Here is a look at the front subframe connector "weld" areas after removal of the masking tape.

Rear subframe connector weld locations after masking tape removal.

I didn't mask all of the places that will require welding on the rear 4-link mounts due to uncertainty in location of the welds in a few spots, but the few places that were nailed down were masked as shown here.

Unisteer Rack & Pinion Mock-Up
I settled on the Unisteer power rack & pinion conversion for my Boss.  There were many reasons for this, not the least of which was the fact that I could get them on the phone for answers and they were willing to work with me on some small requests I had regarding some details of the kit components.  Here you can see the rack assembly mocked up in position.

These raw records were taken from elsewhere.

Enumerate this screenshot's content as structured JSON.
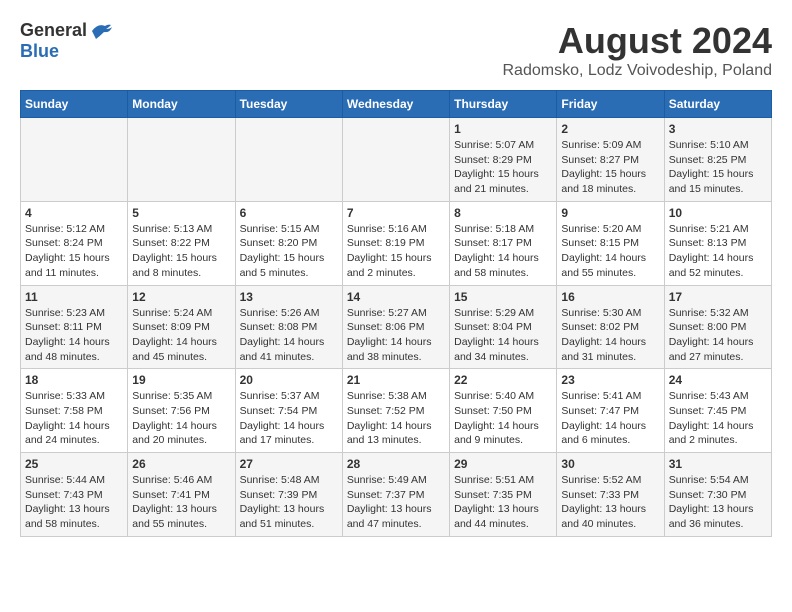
{
  "header": {
    "logo_general": "General",
    "logo_blue": "Blue",
    "month_year": "August 2024",
    "location": "Radomsko, Lodz Voivodeship, Poland"
  },
  "weekdays": [
    "Sunday",
    "Monday",
    "Tuesday",
    "Wednesday",
    "Thursday",
    "Friday",
    "Saturday"
  ],
  "weeks": [
    [
      {
        "day": "",
        "info": ""
      },
      {
        "day": "",
        "info": ""
      },
      {
        "day": "",
        "info": ""
      },
      {
        "day": "",
        "info": ""
      },
      {
        "day": "1",
        "info": "Sunrise: 5:07 AM\nSunset: 8:29 PM\nDaylight: 15 hours\nand 21 minutes."
      },
      {
        "day": "2",
        "info": "Sunrise: 5:09 AM\nSunset: 8:27 PM\nDaylight: 15 hours\nand 18 minutes."
      },
      {
        "day": "3",
        "info": "Sunrise: 5:10 AM\nSunset: 8:25 PM\nDaylight: 15 hours\nand 15 minutes."
      }
    ],
    [
      {
        "day": "4",
        "info": "Sunrise: 5:12 AM\nSunset: 8:24 PM\nDaylight: 15 hours\nand 11 minutes."
      },
      {
        "day": "5",
        "info": "Sunrise: 5:13 AM\nSunset: 8:22 PM\nDaylight: 15 hours\nand 8 minutes."
      },
      {
        "day": "6",
        "info": "Sunrise: 5:15 AM\nSunset: 8:20 PM\nDaylight: 15 hours\nand 5 minutes."
      },
      {
        "day": "7",
        "info": "Sunrise: 5:16 AM\nSunset: 8:19 PM\nDaylight: 15 hours\nand 2 minutes."
      },
      {
        "day": "8",
        "info": "Sunrise: 5:18 AM\nSunset: 8:17 PM\nDaylight: 14 hours\nand 58 minutes."
      },
      {
        "day": "9",
        "info": "Sunrise: 5:20 AM\nSunset: 8:15 PM\nDaylight: 14 hours\nand 55 minutes."
      },
      {
        "day": "10",
        "info": "Sunrise: 5:21 AM\nSunset: 8:13 PM\nDaylight: 14 hours\nand 52 minutes."
      }
    ],
    [
      {
        "day": "11",
        "info": "Sunrise: 5:23 AM\nSunset: 8:11 PM\nDaylight: 14 hours\nand 48 minutes."
      },
      {
        "day": "12",
        "info": "Sunrise: 5:24 AM\nSunset: 8:09 PM\nDaylight: 14 hours\nand 45 minutes."
      },
      {
        "day": "13",
        "info": "Sunrise: 5:26 AM\nSunset: 8:08 PM\nDaylight: 14 hours\nand 41 minutes."
      },
      {
        "day": "14",
        "info": "Sunrise: 5:27 AM\nSunset: 8:06 PM\nDaylight: 14 hours\nand 38 minutes."
      },
      {
        "day": "15",
        "info": "Sunrise: 5:29 AM\nSunset: 8:04 PM\nDaylight: 14 hours\nand 34 minutes."
      },
      {
        "day": "16",
        "info": "Sunrise: 5:30 AM\nSunset: 8:02 PM\nDaylight: 14 hours\nand 31 minutes."
      },
      {
        "day": "17",
        "info": "Sunrise: 5:32 AM\nSunset: 8:00 PM\nDaylight: 14 hours\nand 27 minutes."
      }
    ],
    [
      {
        "day": "18",
        "info": "Sunrise: 5:33 AM\nSunset: 7:58 PM\nDaylight: 14 hours\nand 24 minutes."
      },
      {
        "day": "19",
        "info": "Sunrise: 5:35 AM\nSunset: 7:56 PM\nDaylight: 14 hours\nand 20 minutes."
      },
      {
        "day": "20",
        "info": "Sunrise: 5:37 AM\nSunset: 7:54 PM\nDaylight: 14 hours\nand 17 minutes."
      },
      {
        "day": "21",
        "info": "Sunrise: 5:38 AM\nSunset: 7:52 PM\nDaylight: 14 hours\nand 13 minutes."
      },
      {
        "day": "22",
        "info": "Sunrise: 5:40 AM\nSunset: 7:50 PM\nDaylight: 14 hours\nand 9 minutes."
      },
      {
        "day": "23",
        "info": "Sunrise: 5:41 AM\nSunset: 7:47 PM\nDaylight: 14 hours\nand 6 minutes."
      },
      {
        "day": "24",
        "info": "Sunrise: 5:43 AM\nSunset: 7:45 PM\nDaylight: 14 hours\nand 2 minutes."
      }
    ],
    [
      {
        "day": "25",
        "info": "Sunrise: 5:44 AM\nSunset: 7:43 PM\nDaylight: 13 hours\nand 58 minutes."
      },
      {
        "day": "26",
        "info": "Sunrise: 5:46 AM\nSunset: 7:41 PM\nDaylight: 13 hours\nand 55 minutes."
      },
      {
        "day": "27",
        "info": "Sunrise: 5:48 AM\nSunset: 7:39 PM\nDaylight: 13 hours\nand 51 minutes."
      },
      {
        "day": "28",
        "info": "Sunrise: 5:49 AM\nSunset: 7:37 PM\nDaylight: 13 hours\nand 47 minutes."
      },
      {
        "day": "29",
        "info": "Sunrise: 5:51 AM\nSunset: 7:35 PM\nDaylight: 13 hours\nand 44 minutes."
      },
      {
        "day": "30",
        "info": "Sunrise: 5:52 AM\nSunset: 7:33 PM\nDaylight: 13 hours\nand 40 minutes."
      },
      {
        "day": "31",
        "info": "Sunrise: 5:54 AM\nSunset: 7:30 PM\nDaylight: 13 hours\nand 36 minutes."
      }
    ]
  ]
}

Because the 69-70 front lower control arm mount wings are flared out compared to earlier Mustangs, the Unisteer kit is not a straight-up "bolt-in" as advertised.  Thus, it meets Pruett's restoration rule #1:  "If it says "bolt-in", it isn't going to".

Here you can see the passenger side interference in more detail.  I'm noodling on how I want to address this in a manner that I feel appropriate.  Grinding and hacking on the mounting bracket is not currently a consideration.

Here is the same area on the driver side.  Looks like the same "fix" I come up with should work on both sides.

The small tabs on the rear camber bolt reinforcement will probably require some modification to get the alignment that will be required for the rack mount.

Here is an idea of how tidy the system is relative to where the original steering box was located.  The system opens up TONS of room and reduces steering system complexity by a huge margin.

Another look at the relative simplicity of the system on the "busy" side of the steering equation.

One complaint I had with the kit is the interference between the inner tie rod boot and the pressure line loop on the right side of the rack.  No excuse for this oversight, but fortunately a delicate tweak of the bend is all that was required to correct this.

Thought it appears the fluid line fittings will work fine, there may some adjustment required to get the lines to enter and exit the rack smoothly.  We'll see.